Please set down the line that contains "Give me the" and every line below it through the last, exactly as written, with no other lines.

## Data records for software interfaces
*** Begin section ***

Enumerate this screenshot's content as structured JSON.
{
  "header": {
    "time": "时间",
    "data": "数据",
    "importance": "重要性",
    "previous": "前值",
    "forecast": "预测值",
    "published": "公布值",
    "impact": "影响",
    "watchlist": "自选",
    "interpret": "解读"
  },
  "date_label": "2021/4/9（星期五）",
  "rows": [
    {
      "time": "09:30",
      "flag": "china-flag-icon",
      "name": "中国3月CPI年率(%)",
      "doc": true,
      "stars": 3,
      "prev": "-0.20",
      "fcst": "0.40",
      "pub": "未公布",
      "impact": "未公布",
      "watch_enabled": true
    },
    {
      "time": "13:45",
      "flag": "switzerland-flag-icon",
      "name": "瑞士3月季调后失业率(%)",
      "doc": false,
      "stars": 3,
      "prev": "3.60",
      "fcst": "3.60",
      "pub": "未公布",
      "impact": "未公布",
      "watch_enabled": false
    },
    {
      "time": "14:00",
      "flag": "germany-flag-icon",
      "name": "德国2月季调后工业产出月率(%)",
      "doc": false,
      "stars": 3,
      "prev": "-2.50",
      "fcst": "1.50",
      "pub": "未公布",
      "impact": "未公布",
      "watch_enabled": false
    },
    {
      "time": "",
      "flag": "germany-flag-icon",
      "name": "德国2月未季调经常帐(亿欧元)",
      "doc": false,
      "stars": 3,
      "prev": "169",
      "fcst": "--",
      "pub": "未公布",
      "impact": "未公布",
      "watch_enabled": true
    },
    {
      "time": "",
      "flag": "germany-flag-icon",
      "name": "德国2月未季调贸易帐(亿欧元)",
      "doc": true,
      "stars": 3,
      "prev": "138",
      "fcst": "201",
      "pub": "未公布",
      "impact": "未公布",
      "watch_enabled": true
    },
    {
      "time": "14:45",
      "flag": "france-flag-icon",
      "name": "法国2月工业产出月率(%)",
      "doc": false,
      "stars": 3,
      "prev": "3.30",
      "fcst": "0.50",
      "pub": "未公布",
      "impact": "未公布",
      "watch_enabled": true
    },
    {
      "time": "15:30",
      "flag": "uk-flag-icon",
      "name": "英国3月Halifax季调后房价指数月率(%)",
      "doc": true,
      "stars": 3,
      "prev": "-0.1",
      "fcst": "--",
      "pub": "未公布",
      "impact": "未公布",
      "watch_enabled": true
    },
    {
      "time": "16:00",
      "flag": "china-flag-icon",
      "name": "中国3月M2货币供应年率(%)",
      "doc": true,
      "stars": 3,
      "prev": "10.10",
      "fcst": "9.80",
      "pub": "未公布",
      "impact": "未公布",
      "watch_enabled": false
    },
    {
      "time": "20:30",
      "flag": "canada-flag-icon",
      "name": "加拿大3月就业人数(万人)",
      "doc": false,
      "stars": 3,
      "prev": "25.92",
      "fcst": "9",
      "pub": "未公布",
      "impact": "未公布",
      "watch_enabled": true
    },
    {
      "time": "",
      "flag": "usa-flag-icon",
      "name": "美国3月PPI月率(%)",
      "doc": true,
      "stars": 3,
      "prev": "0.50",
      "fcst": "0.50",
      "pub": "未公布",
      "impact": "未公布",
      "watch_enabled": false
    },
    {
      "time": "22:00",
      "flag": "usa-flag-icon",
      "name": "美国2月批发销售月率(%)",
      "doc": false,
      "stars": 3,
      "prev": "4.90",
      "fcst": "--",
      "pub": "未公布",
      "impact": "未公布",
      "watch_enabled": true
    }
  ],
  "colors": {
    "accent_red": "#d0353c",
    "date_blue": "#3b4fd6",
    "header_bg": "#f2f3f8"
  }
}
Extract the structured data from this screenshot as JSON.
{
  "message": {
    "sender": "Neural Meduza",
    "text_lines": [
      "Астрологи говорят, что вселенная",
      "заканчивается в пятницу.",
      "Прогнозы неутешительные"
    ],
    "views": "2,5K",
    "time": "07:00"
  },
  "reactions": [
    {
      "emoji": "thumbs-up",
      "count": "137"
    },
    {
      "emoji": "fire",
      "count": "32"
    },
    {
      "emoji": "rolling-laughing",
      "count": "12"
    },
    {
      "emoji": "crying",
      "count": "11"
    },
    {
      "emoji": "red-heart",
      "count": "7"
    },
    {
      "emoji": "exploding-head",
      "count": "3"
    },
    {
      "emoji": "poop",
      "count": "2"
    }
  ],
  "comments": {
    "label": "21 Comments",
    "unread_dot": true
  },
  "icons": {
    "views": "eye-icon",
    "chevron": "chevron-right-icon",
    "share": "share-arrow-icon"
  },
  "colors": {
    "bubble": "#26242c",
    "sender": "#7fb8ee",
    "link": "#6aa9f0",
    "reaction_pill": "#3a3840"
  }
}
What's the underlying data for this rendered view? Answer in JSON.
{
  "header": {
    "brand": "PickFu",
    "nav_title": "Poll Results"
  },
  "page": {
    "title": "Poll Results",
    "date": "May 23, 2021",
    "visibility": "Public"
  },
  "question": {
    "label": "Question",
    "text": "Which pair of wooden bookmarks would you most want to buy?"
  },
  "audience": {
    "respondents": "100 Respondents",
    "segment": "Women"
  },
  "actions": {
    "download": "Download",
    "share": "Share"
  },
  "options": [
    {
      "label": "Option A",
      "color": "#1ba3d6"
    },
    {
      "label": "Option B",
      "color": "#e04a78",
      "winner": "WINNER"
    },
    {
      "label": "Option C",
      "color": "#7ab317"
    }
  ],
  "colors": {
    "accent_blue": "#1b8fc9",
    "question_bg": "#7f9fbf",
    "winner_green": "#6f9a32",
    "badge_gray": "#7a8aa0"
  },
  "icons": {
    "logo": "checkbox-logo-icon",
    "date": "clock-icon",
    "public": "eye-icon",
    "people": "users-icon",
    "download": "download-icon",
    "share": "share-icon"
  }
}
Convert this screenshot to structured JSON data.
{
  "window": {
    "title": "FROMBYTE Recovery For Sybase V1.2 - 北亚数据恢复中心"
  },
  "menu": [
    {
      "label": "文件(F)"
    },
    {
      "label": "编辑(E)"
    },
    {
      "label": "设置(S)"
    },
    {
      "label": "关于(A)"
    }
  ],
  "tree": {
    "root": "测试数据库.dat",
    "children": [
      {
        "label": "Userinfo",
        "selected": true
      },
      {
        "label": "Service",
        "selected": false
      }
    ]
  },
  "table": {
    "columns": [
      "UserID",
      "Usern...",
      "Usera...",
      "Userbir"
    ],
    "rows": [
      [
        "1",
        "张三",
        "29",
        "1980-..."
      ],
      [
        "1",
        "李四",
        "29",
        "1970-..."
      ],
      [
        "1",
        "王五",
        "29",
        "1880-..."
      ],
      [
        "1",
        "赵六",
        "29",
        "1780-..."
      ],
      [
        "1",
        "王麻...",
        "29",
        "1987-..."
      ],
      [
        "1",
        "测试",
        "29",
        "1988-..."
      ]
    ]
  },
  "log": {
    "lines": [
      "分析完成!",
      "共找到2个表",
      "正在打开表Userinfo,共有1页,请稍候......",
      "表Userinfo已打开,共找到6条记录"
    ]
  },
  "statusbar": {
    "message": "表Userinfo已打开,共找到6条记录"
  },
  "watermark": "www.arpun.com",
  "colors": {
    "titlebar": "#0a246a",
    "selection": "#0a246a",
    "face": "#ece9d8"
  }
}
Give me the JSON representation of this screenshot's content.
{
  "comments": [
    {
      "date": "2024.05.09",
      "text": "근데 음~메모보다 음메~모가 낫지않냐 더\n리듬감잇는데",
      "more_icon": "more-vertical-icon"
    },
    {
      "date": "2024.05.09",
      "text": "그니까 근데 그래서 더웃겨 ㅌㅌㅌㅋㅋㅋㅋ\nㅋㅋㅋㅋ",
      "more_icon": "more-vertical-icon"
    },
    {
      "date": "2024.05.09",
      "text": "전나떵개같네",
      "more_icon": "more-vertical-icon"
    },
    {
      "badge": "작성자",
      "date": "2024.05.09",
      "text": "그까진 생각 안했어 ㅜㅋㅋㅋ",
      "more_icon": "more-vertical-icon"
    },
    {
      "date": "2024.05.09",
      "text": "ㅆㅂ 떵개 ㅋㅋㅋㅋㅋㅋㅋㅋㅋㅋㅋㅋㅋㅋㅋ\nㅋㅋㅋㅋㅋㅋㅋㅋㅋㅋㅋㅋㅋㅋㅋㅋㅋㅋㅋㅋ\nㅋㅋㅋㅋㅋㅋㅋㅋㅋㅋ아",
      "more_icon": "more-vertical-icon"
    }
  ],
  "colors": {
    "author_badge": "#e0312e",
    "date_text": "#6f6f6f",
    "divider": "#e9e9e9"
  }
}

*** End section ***

## ANSWER
Give me the JSON representation of this screenshot's content.
{
  "comments": [
    {
      "date": "2024.05.09",
      "text": "근데 음~메모보다 음메~모가 낫지않냐 더\n리듬감잇는데",
      "more_icon": "more-vertical-icon"
    },
    {
      "date": "2024.05.09",
      "text": "그니까 근데 그래서 더웃겨 ㅌㅌㅌㅋㅋㅋㅋ\nㅋㅋㅋㅋ",
      "more_icon": "more-vertical-icon"
    },
    {
      "date": "2024.05.09",
      "text": "전나떵개같네",
      "more_icon": "more-vertical-icon"
    },
    {
      "badge": "작성자",
      "date": "2024.05.09",
      "text": "그까진 생각 안했어 ㅜㅋㅋㅋ",
      "more_icon": "more-vertical-icon"
    },
    {
      "date": "2024.05.09",
      "text": "ㅆㅂ 떵개 ㅋㅋㅋㅋㅋㅋㅋㅋㅋㅋㅋㅋㅋㅋㅋ\nㅋㅋㅋㅋㅋㅋㅋㅋㅋㅋㅋㅋㅋㅋㅋㅋㅋㅋㅋㅋ\nㅋㅋㅋㅋㅋㅋㅋㅋㅋㅋ아",
      "more_icon": "more-vertical-icon"
    }
  ],
  "colors": {
    "author_badge": "#e0312e",
    "date_text": "#6f6f6f",
    "divider": "#e9e9e9"
  }
}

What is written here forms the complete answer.